### RECORDS FOR THIS EXERCISE

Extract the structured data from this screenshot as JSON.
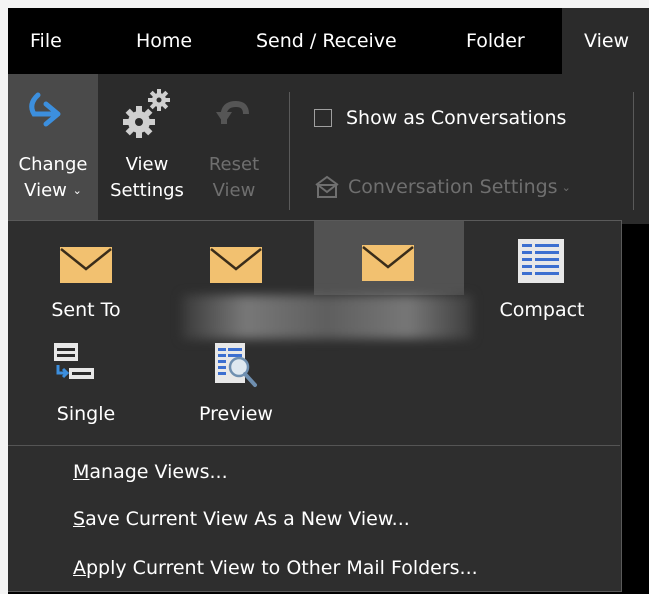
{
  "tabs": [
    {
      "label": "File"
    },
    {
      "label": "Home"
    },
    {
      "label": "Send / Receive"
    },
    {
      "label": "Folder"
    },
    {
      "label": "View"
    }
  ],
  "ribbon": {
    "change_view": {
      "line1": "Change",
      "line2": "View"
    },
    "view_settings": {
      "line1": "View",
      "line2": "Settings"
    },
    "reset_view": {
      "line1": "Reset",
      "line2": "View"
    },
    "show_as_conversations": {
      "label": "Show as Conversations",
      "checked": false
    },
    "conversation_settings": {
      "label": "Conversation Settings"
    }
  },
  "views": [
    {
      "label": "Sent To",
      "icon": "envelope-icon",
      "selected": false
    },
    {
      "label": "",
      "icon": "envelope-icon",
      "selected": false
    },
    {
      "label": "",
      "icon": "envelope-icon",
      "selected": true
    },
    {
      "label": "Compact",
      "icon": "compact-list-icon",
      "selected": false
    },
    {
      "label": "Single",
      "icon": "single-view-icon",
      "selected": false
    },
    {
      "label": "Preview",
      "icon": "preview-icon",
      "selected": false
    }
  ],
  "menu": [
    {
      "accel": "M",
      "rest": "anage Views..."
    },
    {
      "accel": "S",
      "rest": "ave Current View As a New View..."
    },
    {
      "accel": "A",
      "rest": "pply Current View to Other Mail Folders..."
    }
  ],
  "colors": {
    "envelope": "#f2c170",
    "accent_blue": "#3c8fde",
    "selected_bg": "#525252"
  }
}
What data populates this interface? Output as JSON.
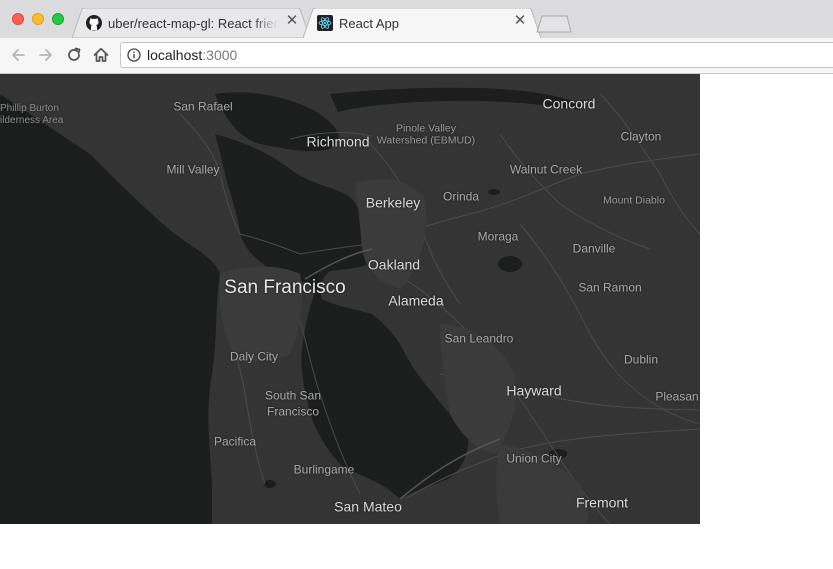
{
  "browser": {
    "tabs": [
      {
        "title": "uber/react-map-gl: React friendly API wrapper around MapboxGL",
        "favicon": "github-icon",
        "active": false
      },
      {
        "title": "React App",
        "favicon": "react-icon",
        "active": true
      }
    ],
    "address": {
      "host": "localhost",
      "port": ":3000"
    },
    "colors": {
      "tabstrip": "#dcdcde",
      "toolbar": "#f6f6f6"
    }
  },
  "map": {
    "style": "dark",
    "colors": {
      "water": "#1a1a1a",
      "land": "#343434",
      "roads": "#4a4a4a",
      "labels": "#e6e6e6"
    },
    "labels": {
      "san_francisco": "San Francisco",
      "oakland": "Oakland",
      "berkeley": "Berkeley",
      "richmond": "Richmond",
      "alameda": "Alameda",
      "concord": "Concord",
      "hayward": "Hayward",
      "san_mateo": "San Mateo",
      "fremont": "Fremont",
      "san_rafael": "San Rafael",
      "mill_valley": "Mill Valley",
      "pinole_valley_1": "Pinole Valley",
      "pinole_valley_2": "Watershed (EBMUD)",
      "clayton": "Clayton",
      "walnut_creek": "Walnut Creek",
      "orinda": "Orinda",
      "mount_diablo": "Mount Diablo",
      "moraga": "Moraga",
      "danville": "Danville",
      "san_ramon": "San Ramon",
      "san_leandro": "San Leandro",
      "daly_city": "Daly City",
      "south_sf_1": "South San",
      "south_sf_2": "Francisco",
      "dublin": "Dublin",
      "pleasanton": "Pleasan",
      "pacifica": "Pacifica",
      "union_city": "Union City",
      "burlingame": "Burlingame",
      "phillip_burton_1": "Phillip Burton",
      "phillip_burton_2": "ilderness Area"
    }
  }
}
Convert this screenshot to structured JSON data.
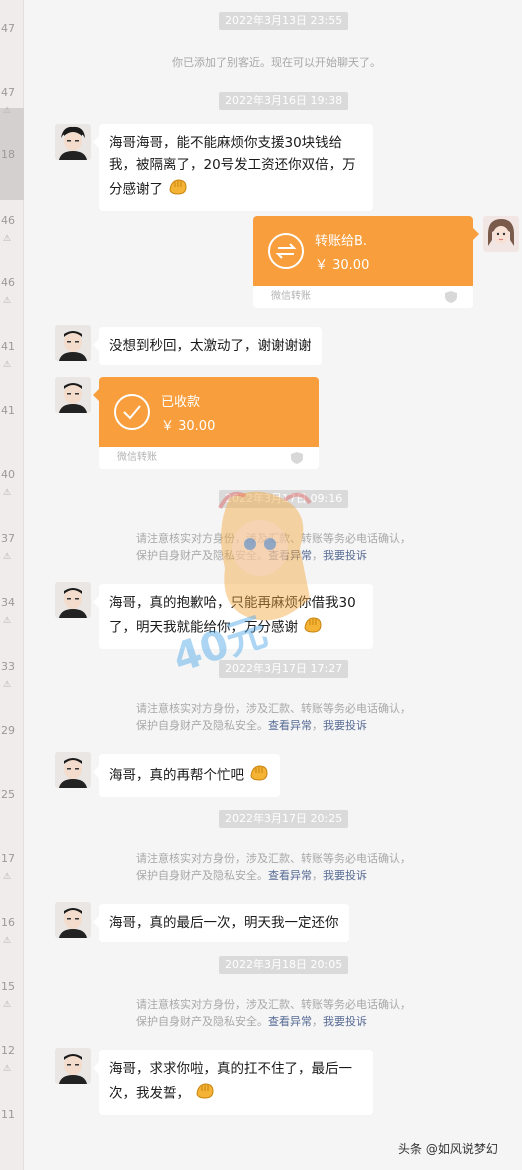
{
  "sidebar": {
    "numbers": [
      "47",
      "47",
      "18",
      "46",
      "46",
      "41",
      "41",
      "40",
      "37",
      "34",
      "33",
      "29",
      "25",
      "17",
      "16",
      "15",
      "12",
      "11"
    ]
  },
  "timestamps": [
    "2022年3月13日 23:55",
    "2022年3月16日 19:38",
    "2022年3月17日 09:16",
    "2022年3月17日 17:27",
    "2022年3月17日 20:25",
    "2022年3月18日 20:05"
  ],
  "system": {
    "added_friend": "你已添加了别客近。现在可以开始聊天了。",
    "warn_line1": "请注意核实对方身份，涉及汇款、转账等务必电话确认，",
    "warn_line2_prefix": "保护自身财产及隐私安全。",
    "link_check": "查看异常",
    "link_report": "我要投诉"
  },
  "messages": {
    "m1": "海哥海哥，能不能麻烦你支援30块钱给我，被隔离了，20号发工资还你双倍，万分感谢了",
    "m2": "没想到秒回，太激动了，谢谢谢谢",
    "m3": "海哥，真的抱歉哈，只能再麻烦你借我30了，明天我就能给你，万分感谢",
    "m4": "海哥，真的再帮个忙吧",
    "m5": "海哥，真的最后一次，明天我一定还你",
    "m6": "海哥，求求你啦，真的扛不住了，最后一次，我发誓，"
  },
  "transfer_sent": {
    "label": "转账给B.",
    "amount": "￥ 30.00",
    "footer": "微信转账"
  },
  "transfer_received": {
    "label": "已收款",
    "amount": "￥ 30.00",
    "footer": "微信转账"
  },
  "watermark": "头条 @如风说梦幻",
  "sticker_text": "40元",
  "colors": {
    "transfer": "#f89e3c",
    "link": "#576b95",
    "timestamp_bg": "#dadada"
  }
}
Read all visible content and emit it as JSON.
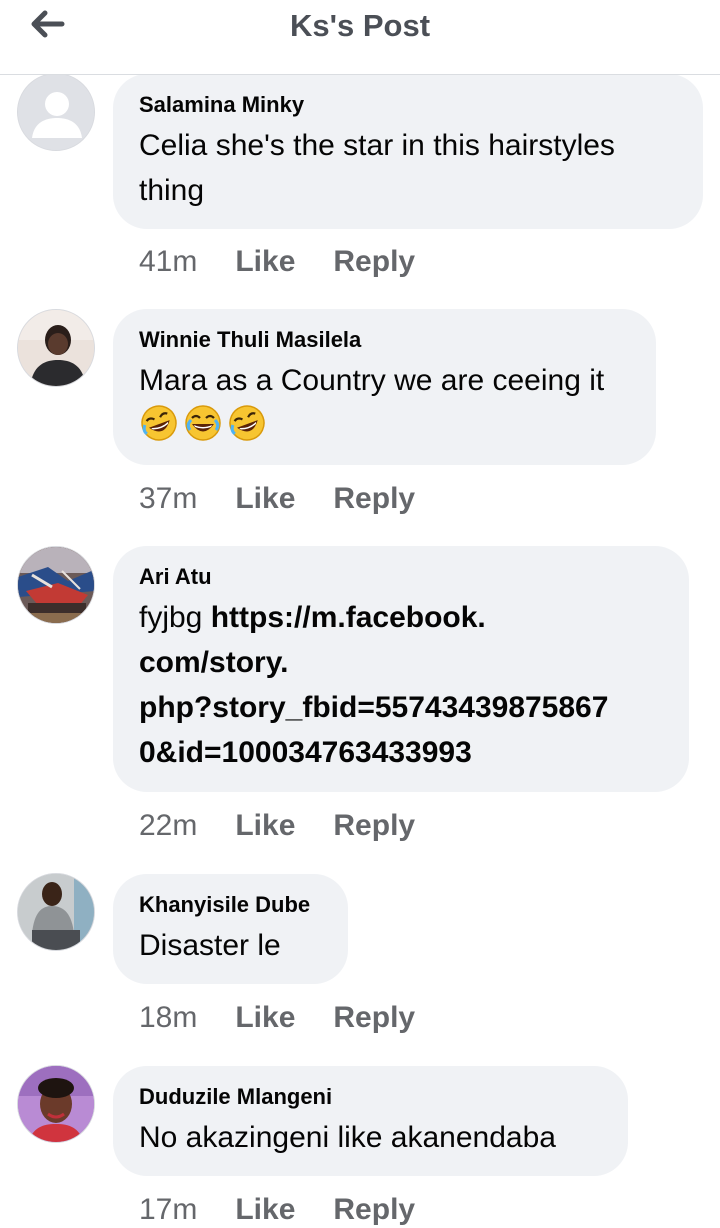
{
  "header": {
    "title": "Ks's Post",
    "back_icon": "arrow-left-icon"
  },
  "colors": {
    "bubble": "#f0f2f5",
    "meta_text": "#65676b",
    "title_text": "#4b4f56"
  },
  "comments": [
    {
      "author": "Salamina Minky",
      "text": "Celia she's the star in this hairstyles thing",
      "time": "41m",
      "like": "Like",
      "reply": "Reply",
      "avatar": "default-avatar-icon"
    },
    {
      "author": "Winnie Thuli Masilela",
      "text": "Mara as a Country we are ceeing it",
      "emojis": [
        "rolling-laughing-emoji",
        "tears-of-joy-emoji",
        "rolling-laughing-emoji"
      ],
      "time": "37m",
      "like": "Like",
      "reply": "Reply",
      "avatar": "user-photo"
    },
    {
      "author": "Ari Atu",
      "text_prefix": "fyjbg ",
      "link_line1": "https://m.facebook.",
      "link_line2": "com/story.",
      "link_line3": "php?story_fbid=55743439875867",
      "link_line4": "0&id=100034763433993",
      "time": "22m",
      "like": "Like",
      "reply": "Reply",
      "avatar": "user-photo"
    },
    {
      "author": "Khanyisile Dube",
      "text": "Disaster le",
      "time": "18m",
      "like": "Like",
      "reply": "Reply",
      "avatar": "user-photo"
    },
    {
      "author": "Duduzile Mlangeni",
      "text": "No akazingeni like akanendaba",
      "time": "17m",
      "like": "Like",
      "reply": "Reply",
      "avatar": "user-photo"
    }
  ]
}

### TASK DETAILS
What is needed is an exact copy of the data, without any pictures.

### SOLUTION TO THE EXERCISE
Extract the structured data from this screenshot as JSON.
{
  "tabs": [
    {
      "label": "File"
    },
    {
      "label": "Home"
    },
    {
      "label": "Send / Receive"
    },
    {
      "label": "Folder"
    },
    {
      "label": "View"
    }
  ],
  "ribbon": {
    "change_view": {
      "line1": "Change",
      "line2": "View"
    },
    "view_settings": {
      "line1": "View",
      "line2": "Settings"
    },
    "reset_view": {
      "line1": "Reset",
      "line2": "View"
    },
    "show_as_conversations": {
      "label": "Show as Conversations",
      "checked": false
    },
    "conversation_settings": {
      "label": "Conversation Settings"
    }
  },
  "views": [
    {
      "label": "Sent To",
      "icon": "envelope-icon",
      "selected": false
    },
    {
      "label": "",
      "icon": "envelope-icon",
      "selected": false
    },
    {
      "label": "",
      "icon": "envelope-icon",
      "selected": true
    },
    {
      "label": "Compact",
      "icon": "compact-list-icon",
      "selected": false
    },
    {
      "label": "Single",
      "icon": "single-view-icon",
      "selected": false
    },
    {
      "label": "Preview",
      "icon": "preview-icon",
      "selected": false
    }
  ],
  "menu": [
    {
      "accel": "M",
      "rest": "anage Views..."
    },
    {
      "accel": "S",
      "rest": "ave Current View As a New View..."
    },
    {
      "accel": "A",
      "rest": "pply Current View to Other Mail Folders..."
    }
  ],
  "colors": {
    "envelope": "#f2c170",
    "accent_blue": "#3c8fde",
    "selected_bg": "#525252"
  }
}
What data populates this interface? Output as JSON.
{
  "browser": {
    "tabs": [
      {
        "title": "uber/react-map-gl: React friendly API wrapper around MapboxGL",
        "favicon": "github-icon",
        "active": false
      },
      {
        "title": "React App",
        "favicon": "react-icon",
        "active": true
      }
    ],
    "address": {
      "host": "localhost",
      "port": ":3000"
    },
    "colors": {
      "tabstrip": "#dcdcde",
      "toolbar": "#f6f6f6"
    }
  },
  "map": {
    "style": "dark",
    "colors": {
      "water": "#1a1a1a",
      "land": "#343434",
      "roads": "#4a4a4a",
      "labels": "#e6e6e6"
    },
    "labels": {
      "san_francisco": "San Francisco",
      "oakland": "Oakland",
      "berkeley": "Berkeley",
      "richmond": "Richmond",
      "alameda": "Alameda",
      "concord": "Concord",
      "hayward": "Hayward",
      "san_mateo": "San Mateo",
      "fremont": "Fremont",
      "san_rafael": "San Rafael",
      "mill_valley": "Mill Valley",
      "pinole_valley_1": "Pinole Valley",
      "pinole_valley_2": "Watershed (EBMUD)",
      "clayton": "Clayton",
      "walnut_creek": "Walnut Creek",
      "orinda": "Orinda",
      "mount_diablo": "Mount Diablo",
      "moraga": "Moraga",
      "danville": "Danville",
      "san_ramon": "San Ramon",
      "san_leandro": "San Leandro",
      "daly_city": "Daly City",
      "south_sf_1": "South San",
      "south_sf_2": "Francisco",
      "dublin": "Dublin",
      "pleasanton": "Pleasan",
      "pacifica": "Pacifica",
      "union_city": "Union City",
      "burlingame": "Burlingame",
      "phillip_burton_1": "Phillip Burton",
      "phillip_burton_2": "ilderness Area"
    }
  }
}
Convert this screenshot to structured JSON data.
{
  "sidebar": {
    "numbers": [
      "47",
      "47",
      "18",
      "46",
      "46",
      "41",
      "41",
      "40",
      "37",
      "34",
      "33",
      "29",
      "25",
      "17",
      "16",
      "15",
      "12",
      "11"
    ]
  },
  "timestamps": [
    "2022年3月13日 23:55",
    "2022年3月16日 19:38",
    "2022年3月17日 09:16",
    "2022年3月17日 17:27",
    "2022年3月17日 20:25",
    "2022年3月18日 20:05"
  ],
  "system": {
    "added_friend": "你已添加了别客近。现在可以开始聊天了。",
    "warn_line1": "请注意核实对方身份，涉及汇款、转账等务必电话确认，",
    "warn_line2_prefix": "保护自身财产及隐私安全。",
    "link_check": "查看异常",
    "link_report": "我要投诉"
  },
  "messages": {
    "m1": "海哥海哥，能不能麻烦你支援30块钱给我，被隔离了，20号发工资还你双倍，万分感谢了",
    "m2": "没想到秒回，太激动了，谢谢谢谢",
    "m3": "海哥，真的抱歉哈，只能再麻烦你借我30了，明天我就能给你，万分感谢",
    "m4": "海哥，真的再帮个忙吧",
    "m5": "海哥，真的最后一次，明天我一定还你",
    "m6": "海哥，求求你啦，真的扛不住了，最后一次，我发誓，"
  },
  "transfer_sent": {
    "label": "转账给B.",
    "amount": "￥ 30.00",
    "footer": "微信转账"
  },
  "transfer_received": {
    "label": "已收款",
    "amount": "￥ 30.00",
    "footer": "微信转账"
  },
  "watermark": "头条 @如风说梦幻",
  "sticker_text": "40元",
  "colors": {
    "transfer": "#f89e3c",
    "link": "#576b95",
    "timestamp_bg": "#dadada"
  }
}
Read all visible content and emit it as JSON.
{
  "header": {
    "title": "Ks's Post",
    "back_icon": "arrow-left-icon"
  },
  "colors": {
    "bubble": "#f0f2f5",
    "meta_text": "#65676b",
    "title_text": "#4b4f56"
  },
  "comments": [
    {
      "author": "Salamina Minky",
      "text": "Celia she's the star in this hairstyles thing",
      "time": "41m",
      "like": "Like",
      "reply": "Reply",
      "avatar": "default-avatar-icon"
    },
    {
      "author": "Winnie Thuli Masilela",
      "text": "Mara as a Country we are ceeing it",
      "emojis": [
        "rolling-laughing-emoji",
        "tears-of-joy-emoji",
        "rolling-laughing-emoji"
      ],
      "time": "37m",
      "like": "Like",
      "reply": "Reply",
      "avatar": "user-photo"
    },
    {
      "author": "Ari Atu",
      "text_prefix": "fyjbg ",
      "link_line1": "https://m.facebook.",
      "link_line2": "com/story.",
      "link_line3": "php?story_fbid=55743439875867",
      "link_line4": "0&id=100034763433993",
      "time": "22m",
      "like": "Like",
      "reply": "Reply",
      "avatar": "user-photo"
    },
    {
      "author": "Khanyisile Dube",
      "text": "Disaster le",
      "time": "18m",
      "like": "Like",
      "reply": "Reply",
      "avatar": "user-photo"
    },
    {
      "author": "Duduzile Mlangeni",
      "text": "No akazingeni like akanendaba",
      "time": "17m",
      "like": "Like",
      "reply": "Reply",
      "avatar": "user-photo"
    }
  ]
}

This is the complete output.